Following a zig-zag route, the editor was taken to a large wooded field seemingly to the southwest of the city, where a meeting of the Klan was being held. The hoodwink was raised from his eyes and he beheld a scene very like that portrayed in pictures seen of the Klan meetings.

The reporter was not allowed to go close enough to the scene to detect voices, but he was able to sit without a blindfold. In estimating the number of white-robed figures who were darting in and out, he guessed about 300 were present. Shortly after the arrival of the reporter, Klansmen were ordered to lower the tops of their cars and cover their license tags.

Then the cars proceeded to Tecumseh, where they passed down Main Street and thence to Shawnee, where another parade was staged. On this drive, the reporter was dressed in a cap of the K.K.K., with a sheet thrown over his clothing.

The Klansmen were seemingly bent on no violence and the reporter was told when captured that he need fear nothing that he was in the hands of “good red-blooded Americans.”

After leaving Shawnee, the Klansmen went east and then north, where the reporter was “cut out” of the line and brought back to Shawnee and dropped near Woodland Park.

Someone, seemingly the spokesman from the Klan, told the reporter when the message was handed to him, that several people in Shawnee had come under the eye of the “Invisible Empire” and that in a few weeks their just due would be meted out to them.

“We have watched men who slip into other men’s homes while these men are away at work,” the Klansman stated, “and without further warning, we mean to make ourselves felt. These men dodge the arm of the law, they are sly, but with the eyes of our 1,000 Klansmen, we know and will not be deceived.”

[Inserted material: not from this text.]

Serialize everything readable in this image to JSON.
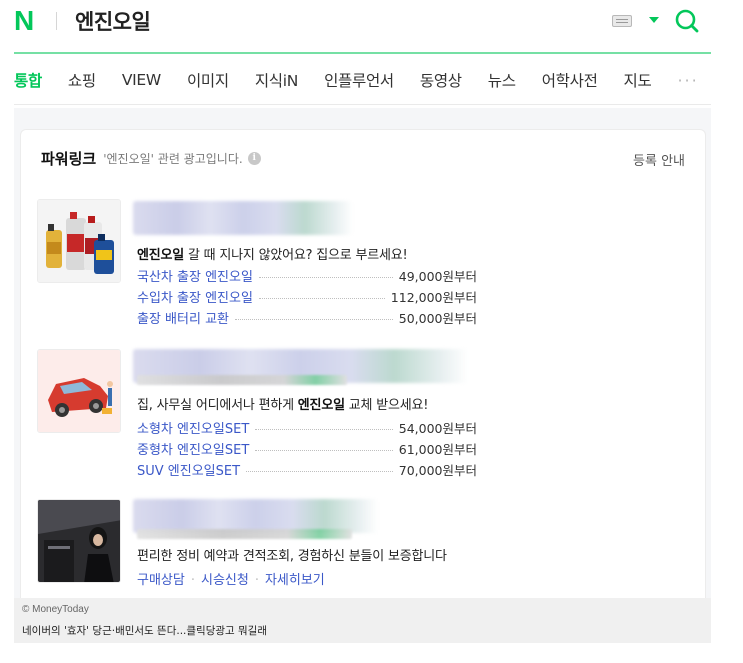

The entire ride, after the reporter was donned in the regalia of the Klan, was an orderly one with not a Klansman speaking a word. The reporter saw nothing of violence nor anything that hinted at it although it was his belief that each Klansmen was heavily armed.

No reason was given the reporter for the demonstration other than the hint that Shawnee was to be shown the strength of the Klan.

When dropped from the car, a Klansman spoke to the night editor, saying, “Give us a good one boy.” Other than the few words mentioned, the reporter’s job seemed to be to do nothing other than watch the proceedings.

 JOE HATCHER FINED AGAIN

Joe Hatcher drew another heavy fine in the municipal court on September 24, 1921, when he was arraigned on a charge of transporting whiskey. It was the same charge that was placed against him two days earlier, and he was released under a $50 bond. When court convened the next day, he failed to appear.

He was ordered re-arrested and appeared before Municipal Judge Ray Evans and fined $250 and sentenced to 30 days in jail. The sentence was suspended however, upon a promise by Hatcher to leave town and pay the fine that had already been given him.

In sentencing Hatcher, Judge Evans told him that the municipal court was no W.C.T.U. society, and that he was going to be dealt with sternly when brought into court again.

Jim Woods, a well-known police character, was arrested on the same afternoon and charged with having “Choctaw Beer” in his possession. Officers said he was making the beer and placing it in bottles that bore the label of a well-known beer drink.

Bill Price failed to appear when his case was called and his bond of $12.50 was forfeited. He was charged with being drunk. M.P. Case was arraigned on a charge of transporting whiskey and he entered a plea of guilty. His sentence was suspended.

 (These stories and hundreds more appear in the first volume of Shawnee history, entitled: “REDBUD CITY: SHAWNEE, THE EARLY YEARS, 1830-1929.” It can be purchased by calling Clyde Wooldridge at (918) 470-3728, or by visiting the Pottawatomie County Historical Society at the old Santa Fe Depot. It can be purchased for $35. Volume two, “1930-1949,” is also available for $30. They may be obtained as a package for $60. Volume three, “REDBUD CITY: SHAWNEE, THE MIDDLE YEARS, 1950-1969,” is coming sometime before Christmas. All three volumes are slightly over 400 pages with hundreds of photos and illustrations. They are fully-indexed, making it easy to look up individuals or places of business. Volumes four and five are scheduled in the next two to three years, bringing the history up to the current time of publication.)

Clyde Wooldridge is a local historian.